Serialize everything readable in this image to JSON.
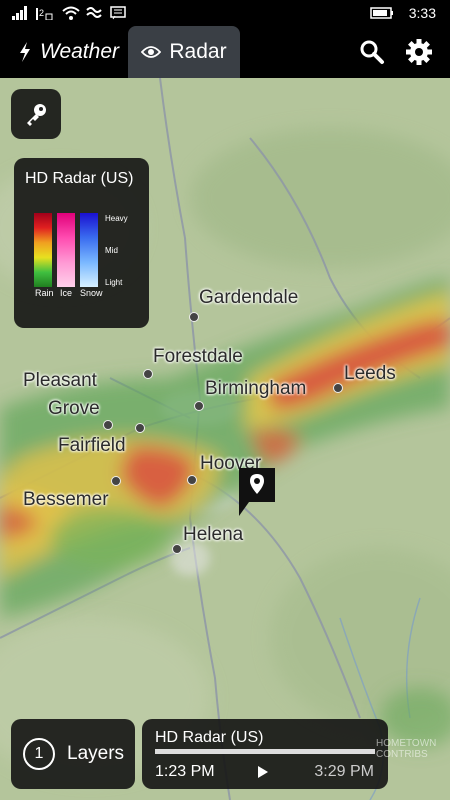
{
  "status_bar": {
    "time": "3:33"
  },
  "tabs": [
    {
      "label": "Weather",
      "icon": "lightning-icon",
      "selected": false
    },
    {
      "label": "Radar",
      "icon": "eye-icon",
      "selected": true
    }
  ],
  "actions": {
    "search_icon": "search-icon",
    "settings_icon": "gear-icon"
  },
  "legend": {
    "title": "HD Radar (US)",
    "levels": [
      "Heavy",
      "Mid",
      "Light"
    ],
    "types": [
      "Rain",
      "Ice",
      "Snow"
    ]
  },
  "map_labels": [
    "Gardendale",
    "Forestdale",
    "Birmingham",
    "Leeds",
    "Pleasant",
    "Grove",
    "Fairfield",
    "Hoover",
    "Bessemer",
    "Helena"
  ],
  "layers": {
    "count": "1",
    "label": "Layers"
  },
  "player": {
    "title": "HD Radar (US)",
    "start_time": "1:23 PM",
    "end_time": "3:29 PM",
    "progress": 1.0
  },
  "watermark": [
    "HOMETOWN",
    "CONTRIBS"
  ],
  "colors": {
    "accent": "#3a3f45",
    "map_bg": "#b5c69d"
  }
}
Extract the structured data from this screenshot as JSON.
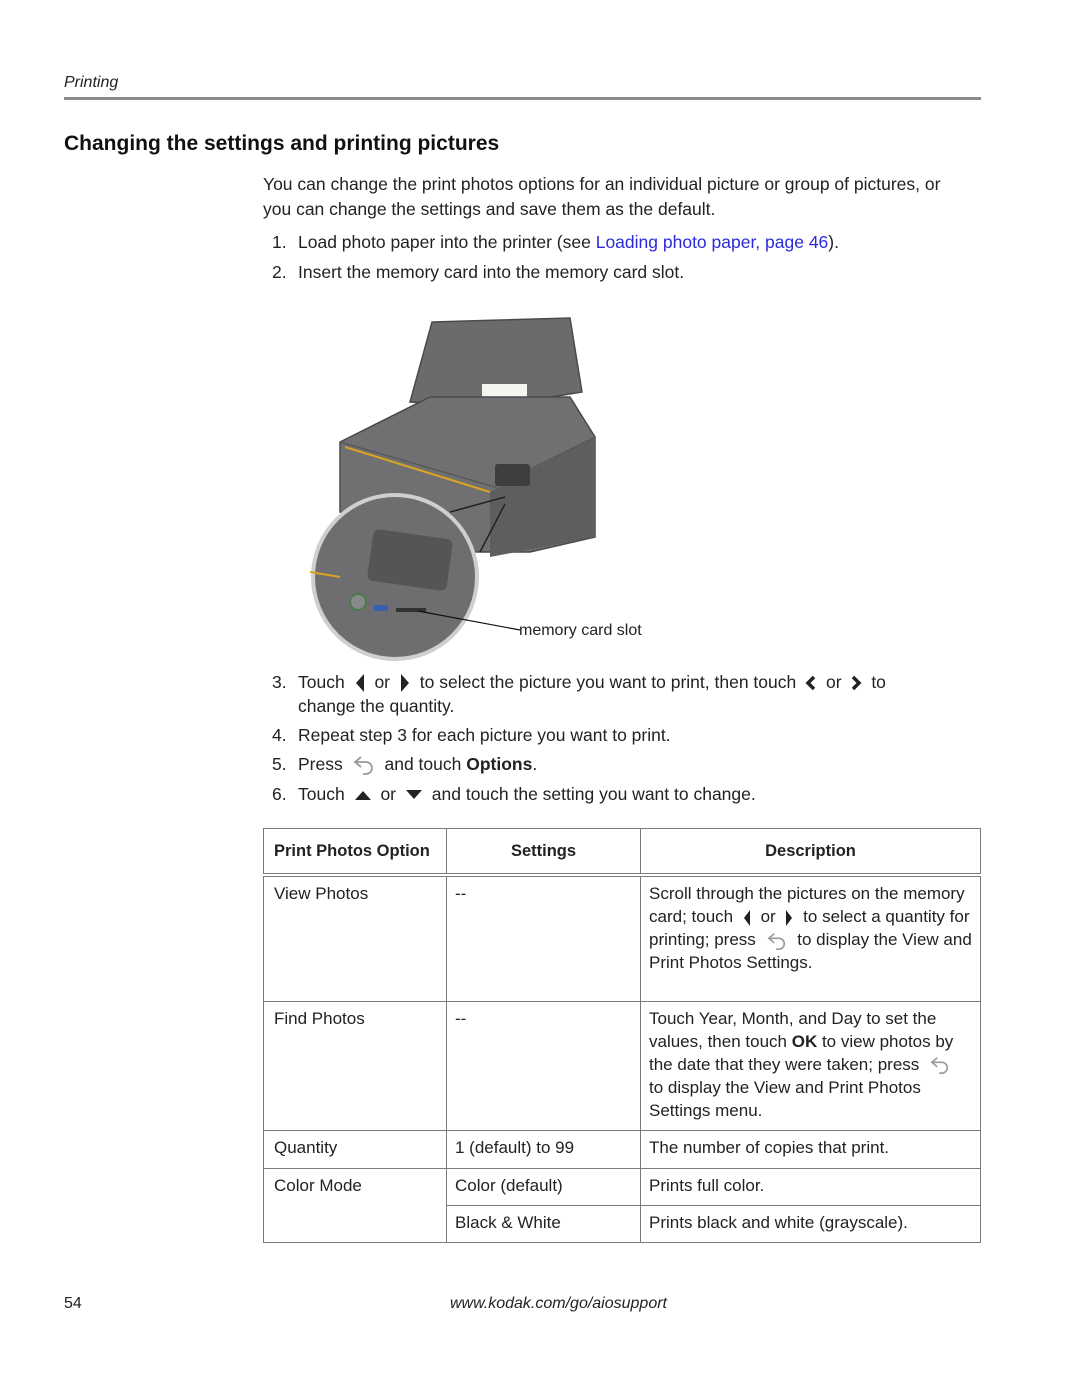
{
  "header": {
    "running_head": "Printing",
    "title": "Changing the settings and printing pictures"
  },
  "intro": "You can change the print photos options for an individual picture or group of pictures, or you can change the settings and save them as the default.",
  "steps": [
    {
      "num": "1.",
      "text_before": "Load photo paper into the printer (see ",
      "link": "Loading photo paper, page 46",
      "text_after": ")."
    },
    {
      "num": "2.",
      "text": "Insert the memory card into the memory card slot."
    },
    {
      "num": "3.",
      "t1": "Touch",
      "t2": "or",
      "t3": "to select the picture you want to print, then touch",
      "t4": "or",
      "t5": "to",
      "t6": "change the quantity.",
      "icons": [
        "left-arrow-icon",
        "right-arrow-icon",
        "left-chevron-icon",
        "right-chevron-icon"
      ]
    },
    {
      "num": "4.",
      "text": "Repeat step 3 for each picture you want to print."
    },
    {
      "num": "5.",
      "t1": "Press",
      "t2": "and touch",
      "bold": "Options",
      "t3": ".",
      "icons": [
        "back-icon"
      ]
    },
    {
      "num": "6.",
      "t1": "Touch",
      "t2": "or",
      "t3": "and touch the setting you want to change.",
      "icons": [
        "up-arrow-icon",
        "down-arrow-icon"
      ]
    }
  ],
  "figure": {
    "alt": "Printer with control panel zoom",
    "callout": "memory card slot"
  },
  "table": {
    "headers": [
      "Print Photos Option",
      "Settings",
      "Description"
    ],
    "rows": [
      {
        "option": "View Photos",
        "setting": "--",
        "desc": {
          "a": "Scroll through the pictures on the memory card; touch",
          "b": "or",
          "c": "to select a quantity for printing; press",
          "d": "to display the View and Print Photos Settings."
        }
      },
      {
        "option": "Find Photos",
        "setting": "--",
        "desc": {
          "a": "Touch Year, Month, and Day to set the values, then touch",
          "bold": "OK",
          "b": "to view photos by the date that they were taken; press",
          "c": "to display the View and Print Photos Settings menu."
        }
      },
      {
        "option": "Quantity",
        "setting": "1 (default) to 99",
        "desc": {
          "a": "The number of copies that print."
        }
      },
      {
        "option": "Color Mode",
        "setting": "Color (default)",
        "desc": {
          "a": "Prints full color."
        }
      },
      {
        "option": "",
        "setting": "Black & White",
        "desc": {
          "a": "Prints black and white (grayscale)."
        }
      }
    ]
  },
  "footer": {
    "page_number": "54",
    "url": "www.kodak.com/go/aiosupport"
  },
  "colors": {
    "link": "#2b2bd9",
    "rule": "#8a8a8a",
    "accent_printer_stripe": "#d9a521"
  }
}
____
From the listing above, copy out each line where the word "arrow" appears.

        "left-arrow-icon",
        "right-arrow-icon",
        "up-arrow-icon",
        "down-arrow-icon"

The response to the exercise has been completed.